---------- INFORMATION SUPPLIED

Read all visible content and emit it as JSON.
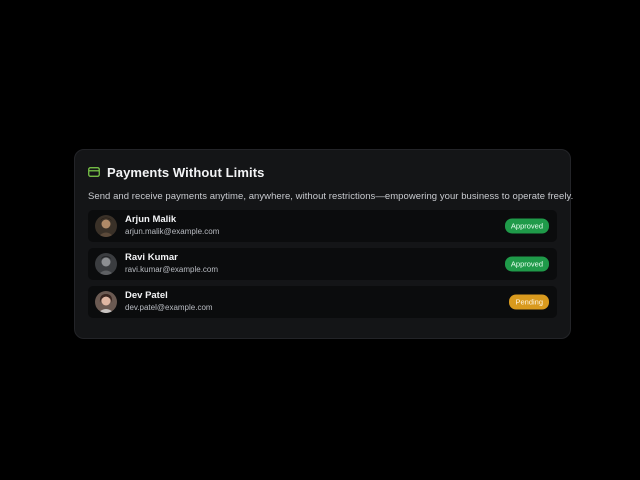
{
  "card": {
    "title": "Payments Without Limits",
    "icon": "credit-card-icon",
    "description": "Send and receive payments anytime, anywhere, without restrictions—empowering your business to operate freely."
  },
  "users": [
    {
      "name": "Arjun Malik",
      "email": "arjun.malik@example.com",
      "status": "Approved",
      "status_color": "#1f9a49",
      "avatar": "avatar-photo"
    },
    {
      "name": "Ravi Kumar",
      "email": "ravi.kumar@example.com",
      "status": "Approved",
      "status_color": "#1f9a49",
      "avatar": "avatar-photo"
    },
    {
      "name": "Dev Patel",
      "email": "dev.patel@example.com",
      "status": "Pending",
      "status_color": "#d99a1e",
      "avatar": "avatar-photo"
    }
  ],
  "colors": {
    "background": "#000000",
    "card": "#141517",
    "row": "#0b0c0d",
    "accent": "#7fd04b"
  }
}
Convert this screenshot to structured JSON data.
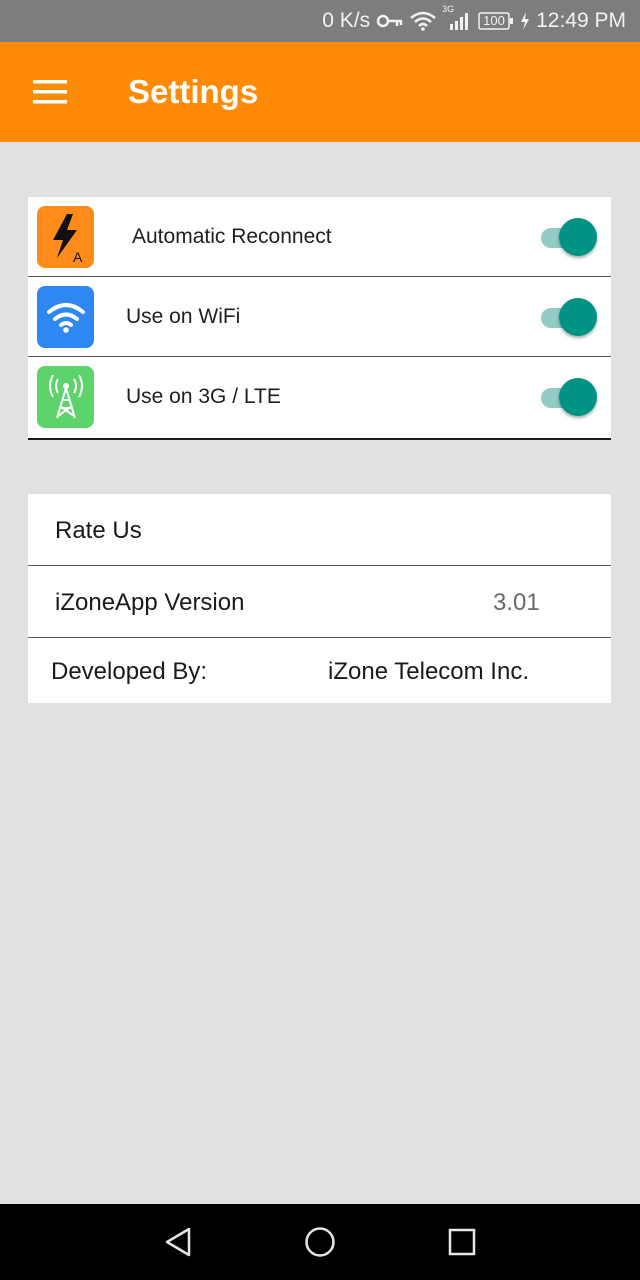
{
  "status_bar": {
    "speed": "0 K/s",
    "network_type": "3G",
    "battery": "100",
    "time": "12:49 PM",
    "icons": [
      "key-icon",
      "wifi-icon",
      "signal-icon",
      "battery-icon",
      "charging-icon"
    ]
  },
  "app_bar": {
    "title": "Settings",
    "menu_icon": "hamburger-menu-icon",
    "color": "#ff8a05"
  },
  "toggles": [
    {
      "label": "Automatic Reconnect",
      "icon": "lightning-a-icon",
      "icon_color": "#ff8c1a",
      "icon_letter": "A",
      "enabled": true
    },
    {
      "label": "Use on WiFi",
      "icon": "wifi-app-icon",
      "icon_color": "#2f87f4",
      "enabled": true
    },
    {
      "label": "Use on 3G / LTE",
      "icon": "cell-tower-icon",
      "icon_color": "#5cd36b",
      "enabled": true
    }
  ],
  "info": {
    "rate_label": "Rate Us",
    "version_label": "iZoneApp Version",
    "version_value": "3.01",
    "developer_label": "Developed By:",
    "developer_value": "iZone Telecom Inc."
  },
  "nav": {
    "icons": [
      "back-icon",
      "home-icon",
      "recents-icon"
    ]
  },
  "colors": {
    "toggle_on": "#009282",
    "toggle_track": "#92cbc4",
    "background": "#e1e1e1"
  }
}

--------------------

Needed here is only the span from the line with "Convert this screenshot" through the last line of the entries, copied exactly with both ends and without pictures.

Convert this screenshot to structured JSON data.
{
  "status_bar": {
    "speed": "0 K/s",
    "network_type": "3G",
    "battery": "100",
    "time": "12:49 PM",
    "icons": [
      "key-icon",
      "wifi-icon",
      "signal-icon",
      "battery-icon",
      "charging-icon"
    ]
  },
  "app_bar": {
    "title": "Settings",
    "menu_icon": "hamburger-menu-icon",
    "color": "#ff8a05"
  },
  "toggles": [
    {
      "label": "Automatic Reconnect",
      "icon": "lightning-a-icon",
      "icon_color": "#ff8c1a",
      "icon_letter": "A",
      "enabled": true
    },
    {
      "label": "Use on WiFi",
      "icon": "wifi-app-icon",
      "icon_color": "#2f87f4",
      "enabled": true
    },
    {
      "label": "Use on 3G / LTE",
      "icon": "cell-tower-icon",
      "icon_color": "#5cd36b",
      "enabled": true
    }
  ],
  "info": {
    "rate_label": "Rate Us",
    "version_label": "iZoneApp Version",
    "version_value": "3.01",
    "developer_label": "Developed By:",
    "developer_value": "iZone Telecom Inc."
  },
  "nav": {
    "icons": [
      "back-icon",
      "home-icon",
      "recents-icon"
    ]
  },
  "colors": {
    "toggle_on": "#009282",
    "toggle_track": "#92cbc4",
    "background": "#e1e1e1"
  }
}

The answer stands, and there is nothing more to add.